misconceptions about language learning

Misconceptions about Language Learning #6: They definitely got it right in school

Hassled teachers, giggling back rows, noisy common rooms… many would-be learners will have memories of school that are not encouraging future learning. If you are above the age of 13 and you attended school, you are very likely to have come into contact with language learning. The common scenario is that your tuition was in a larger group of your peers, involved homework and regular tests, and was structured around a curriculum set by people who don’t know you. And for some learners, it wasn’t right. The amount of people who mention this scenario to me when they talk about language learning is staggering!

But let’s get real: You’re not a teenager anymore. You are not herded into a classroom anymore. You can learn like an adult, go at your own pace and feel free from constraint. Ask yourself the following questions:

  • Have you ever learnt with a goal in mind?

A goal is not something imposed on you that you don’t believe in. Some find themselves motivated by the desire to score an A on the next exam, but others do not. So if you have never had a goal that was relevant for you, it might be time to put a value on why you want to learn.

  • In past learning environments, did you feel proud of your successes?

You should be able to look at your achievements with a good, satisfied glow. I’m new to indoor climbing and I cannot tell you how pleased I was with myself last week when I put a new move into practice for the first time. The same goes for language learning. Be pleased with yourself when you achieve something, otherwise you won’t be going for long.

  • Was the pace right for you?

Pace is usually an issue with group learning in a set curriculum environment. The goalposts are set by people who don’t know you as an individual. They may be making assumptions about your general age group, or even worse, they might just have counted backwards from the exam content and guessed at how to squeeze that content into an academic year. Just consider this teacher’s view of how far the reality in UK schools is from the ideal language school.

Don’t let others tell you how fast or slow you are supposed to be. If you want to understand an issue in depth before moving on to the next, do it. If you want to skim many lessons and get a big picture view, do it. It’s important to be consistent. Pace is secondary.

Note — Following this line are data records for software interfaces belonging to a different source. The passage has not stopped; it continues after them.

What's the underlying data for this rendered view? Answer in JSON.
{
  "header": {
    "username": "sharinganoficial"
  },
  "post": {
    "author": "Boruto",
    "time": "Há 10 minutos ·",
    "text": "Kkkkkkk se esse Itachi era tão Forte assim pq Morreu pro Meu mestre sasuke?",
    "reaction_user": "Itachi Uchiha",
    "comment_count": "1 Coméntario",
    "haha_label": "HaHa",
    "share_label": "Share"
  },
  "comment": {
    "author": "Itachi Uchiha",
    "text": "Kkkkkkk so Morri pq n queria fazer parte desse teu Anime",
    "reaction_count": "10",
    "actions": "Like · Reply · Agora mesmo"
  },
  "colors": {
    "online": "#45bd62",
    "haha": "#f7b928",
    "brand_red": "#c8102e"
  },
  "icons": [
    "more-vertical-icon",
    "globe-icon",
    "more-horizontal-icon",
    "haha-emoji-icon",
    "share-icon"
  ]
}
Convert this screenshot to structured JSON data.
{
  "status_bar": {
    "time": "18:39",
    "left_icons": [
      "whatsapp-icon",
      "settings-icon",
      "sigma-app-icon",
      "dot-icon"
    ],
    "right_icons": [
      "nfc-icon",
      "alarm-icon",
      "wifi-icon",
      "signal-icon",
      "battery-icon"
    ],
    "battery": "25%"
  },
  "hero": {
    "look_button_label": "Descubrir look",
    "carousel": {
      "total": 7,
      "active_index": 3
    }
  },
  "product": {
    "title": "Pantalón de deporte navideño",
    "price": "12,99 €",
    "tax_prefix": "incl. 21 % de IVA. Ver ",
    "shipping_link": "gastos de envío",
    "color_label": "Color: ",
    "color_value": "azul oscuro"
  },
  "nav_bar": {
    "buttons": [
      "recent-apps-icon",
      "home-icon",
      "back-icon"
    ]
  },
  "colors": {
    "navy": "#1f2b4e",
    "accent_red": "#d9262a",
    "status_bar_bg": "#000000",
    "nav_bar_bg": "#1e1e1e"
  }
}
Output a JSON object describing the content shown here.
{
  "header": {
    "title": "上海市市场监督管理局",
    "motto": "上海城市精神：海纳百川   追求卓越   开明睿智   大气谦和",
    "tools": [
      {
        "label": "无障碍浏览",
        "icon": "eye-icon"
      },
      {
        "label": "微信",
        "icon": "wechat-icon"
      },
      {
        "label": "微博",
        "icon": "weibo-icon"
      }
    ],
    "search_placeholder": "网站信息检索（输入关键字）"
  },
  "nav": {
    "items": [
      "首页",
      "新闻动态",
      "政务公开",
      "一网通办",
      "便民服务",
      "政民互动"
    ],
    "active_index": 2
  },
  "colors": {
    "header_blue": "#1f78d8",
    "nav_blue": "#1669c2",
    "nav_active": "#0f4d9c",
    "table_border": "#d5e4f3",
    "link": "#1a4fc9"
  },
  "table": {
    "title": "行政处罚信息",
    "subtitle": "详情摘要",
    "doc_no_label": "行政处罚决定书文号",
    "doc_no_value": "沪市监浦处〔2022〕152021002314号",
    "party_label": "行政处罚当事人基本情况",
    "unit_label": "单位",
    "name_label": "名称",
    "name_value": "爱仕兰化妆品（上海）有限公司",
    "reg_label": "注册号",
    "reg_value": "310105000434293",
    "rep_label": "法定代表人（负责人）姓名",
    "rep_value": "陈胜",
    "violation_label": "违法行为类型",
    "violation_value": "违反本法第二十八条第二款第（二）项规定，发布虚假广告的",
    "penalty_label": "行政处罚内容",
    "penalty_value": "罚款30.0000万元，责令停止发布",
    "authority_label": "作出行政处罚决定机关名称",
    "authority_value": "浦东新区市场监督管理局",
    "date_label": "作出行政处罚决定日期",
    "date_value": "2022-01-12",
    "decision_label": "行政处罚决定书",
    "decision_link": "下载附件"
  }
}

  • Did you get answers to all your questions?

Some learning systems make assumptions about what learners want to know and what they don’t want to know. If you felt that learning a tense stoked your curiosity, just to be left clueless about where to find out more, you may have taken away the belief that your way of learning wasn’t right. The way to address this is to investigate who will give you that information and how you want it to be delivered to you.

Draw Conclusions

If the answer to any of these questions is no, your misconception shaped by past experience may be holding you back. Think about what you like and didn’t like in past experiences, what worked for you and what made you feel like you’re achieving and progressing well. Consider different methods: group tuition, e-learning, individual lessons or language exchanges. It might be time rearrange your learning landscape for productivity and motivation. Take a break from what others say (yes, even we on Fairlanguages) and have a good old session with yourself, your questions and a piece of paper.

Good luck shaking it up!

Image by bschwehn via sxc.hu